Friday Linkage

A man who rose to fame covering Bob Marley songs and riding the coattails of Lauryn Hill’s amazing voice will probably be the next President of Haiti. Why? Because Presidential elections there probably have the same student-council election vibe that they do here in the ‘States.

Hey, if the good ol’ U.S. of A can elect a man with zero executive experience to the land’s highest office on the strength of his ability to give a speech and celebrity status, who are we to tell Haiti they can’t do the same? Sean Penn, of all people, questioned Wyclef’s motives. The musician tried to allay Penn’s concerns by saying,

I just want Sean Penn to fully understand I am a Haitian, born in Haiti and I’ve been coming to my country ever since (I was) a child. He might just want to pick up the phone and meet, so he fully understands the man.

Oh, OK that should make Spicoli feel a lot better.

America’s sweetheart has converted to Hinduism. So America’s most beloved hooker is now a Hindu while her white trick in shining armor is a Buddhist. In the words of the often imitated but never duplicated Darth Vader, “The circle is now complete”.

I hope none of my ancestors came back as the oysters that produced those pearls

Next time you think about using your car horn when you’re in H-town, consider this.

A federal judge’s decision to strike down California’s Proposition 8 should encourage polygamists nationwide to push for the legalization of their chosen way of life.

The Guardian interviews Tariq Aziz.

Could this be a viable alternative? I smell cow manure, oh wait…

There are throwbacks whose idea of a good time is the beheading of infidels and there are throwbacks whose idea of a swell time differs just a tad.

Texas is #4 in the preseason Coaches’ poll? Methinks that’s a bit high considering it’s a “rebuilding” year…

Photo credit: Touchstone Pictures

Man shot down by Houston Police

While the title of this post seems to indicate that an injustice has taken place, the course of the investigation will bear this out. To be sure though, any loss of human life must be viewed as a tragedy.

The Houston Chronicle ran a story on this unfortunate incident,
“HPD officer shoots, kills naked man who chased him”

After reading the story, I noticed some characteristics of police shootings (in Houston at least).

1) The perhaps understandable picture of outrage of the family of the deceased
311xinlinegallery.jpgHouston Chronicle

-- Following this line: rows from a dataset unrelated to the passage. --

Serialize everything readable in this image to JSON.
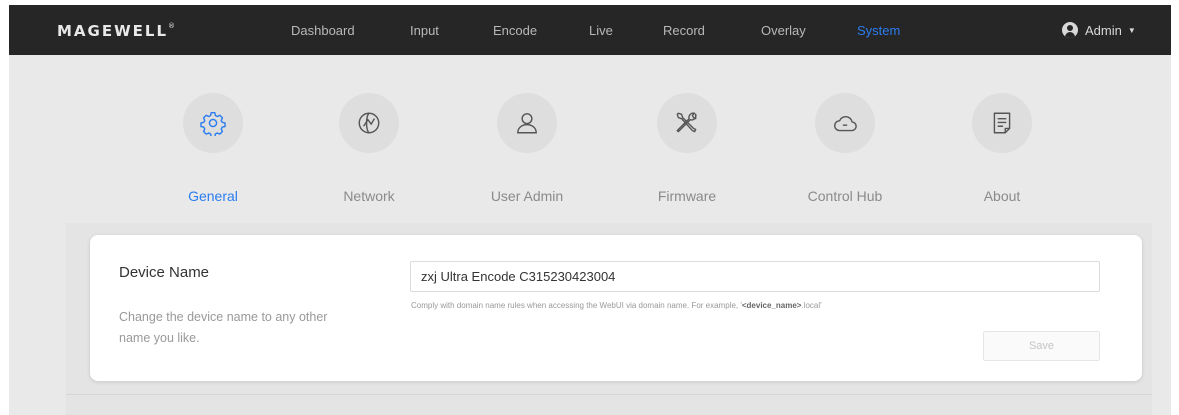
{
  "brand": {
    "logo": "MAGEWELL",
    "registered": "®"
  },
  "nav": {
    "items": [
      {
        "label": "Dashboard"
      },
      {
        "label": "Input"
      },
      {
        "label": "Encode"
      },
      {
        "label": "Live"
      },
      {
        "label": "Record"
      },
      {
        "label": "Overlay"
      },
      {
        "label": "System"
      }
    ],
    "active": "System",
    "user": "Admin"
  },
  "categories": [
    {
      "label": "General",
      "icon": "gear-icon",
      "active": true
    },
    {
      "label": "Network",
      "icon": "network-icon",
      "active": false
    },
    {
      "label": "User Admin",
      "icon": "user-icon",
      "active": false
    },
    {
      "label": "Firmware",
      "icon": "tools-icon",
      "active": false
    },
    {
      "label": "Control Hub",
      "icon": "cloud-icon",
      "active": false
    },
    {
      "label": "About",
      "icon": "document-icon",
      "active": false
    }
  ],
  "device": {
    "title": "Device Name",
    "description": "Change the device name to any other name you like.",
    "value": "zxj Ultra Encode C315230423004",
    "hint_prefix": "Comply with domain name rules when accessing the WebUI via domain name. For example, '",
    "hint_bold": "<device_name>",
    "hint_suffix": ".local'",
    "save_label": "Save"
  },
  "colors": {
    "accent": "#2a7cf0",
    "topbar": "#262626",
    "background": "#e9e9e9"
  }
}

The picture of course shows the ones stand the most to lose, the kids.

2) The victim is a black man who was first tasered then shot

  • some actually think that the police have nothing better to do than to go around tasering and/or shooting black people for no good reason; given the history of race relations in this country I don’t blame them but their reactions makes me think of the boy who cried wolf.

3) Quanell X is somehow involved

  • Enough said. Though in this case his involvement is a head-scratcher given that there is no suspect who Quanell can convince to turn himself in so Mr. X can collect the reward money. I say this because Quanell, not to mention his Hispanic counterpart, Rodolfo X were uncharacteristically silent after Officer Rodney Johnson was killed in the line of duty by an undocumented immigrant.

4) An eyewitness (or 2 in some cases) has an account of the events which differs or contradicts the official police statement, which by the way, the people in the dead man’s community aren’t buying,

“You’ll have to come up with a better story than that!” one person shouted… Relatives at the scene Thursday afternoon were skeptical of the police officer’s version of the events.

5) The paper strangely left out the fact that the dead man (who was acting rowdy) weighed almost 300 pounds.

  • I’m not sure how much the police officer weighed but how do you control a non-compliant and naked 270 lb. man when even the taser doesn’t work?

6) Friends and family of the deceased are shocked that he would do any of the things in the police’s account (in this case getting undressed and chasing the police officer)

  • This from a cousin,

“Every time you saw him he had a smile on his face and he always wanted to give you a hug,” said Evelyn Swan, the slain man’s cousin. “He is not a rowdy person.”

  • From the man’s father,

Smith’s father, Raymond Sr., said he could not explain his son’s behavior as it was describe by police. He said that his son did not have a history of mental illness and was not on any medications.

7) The fond memories family members have of the deceased tend to ignore or conveniently forget the man’s past criminal record and/or prison time.

Court records show Smith had a criminal record dating to 1995–eight convictions, half of them on drug charges… and served almost all of a two-year prison sentence, records show.

  • I realize that the man’s history does not make the police’s account true, but it does not make it outrageous either. I like what the father said about medications in the face of his son’s most recent charge in 2003,

He pleaded guilty in June of that year to the manufacture an delivery of less than a gram of a controlled substance

I guess a controlled substance isn’t really medication?

While this is a sad, sad story it is one more reminder of a good rule of thumb: If a cop asks you to do something, do it.

Don’t get naked (allegedly), don’t run away (allegedly), and for sure don’t start chasing the cop (allegedly).

Remember, there are a lot more of them than there are of you.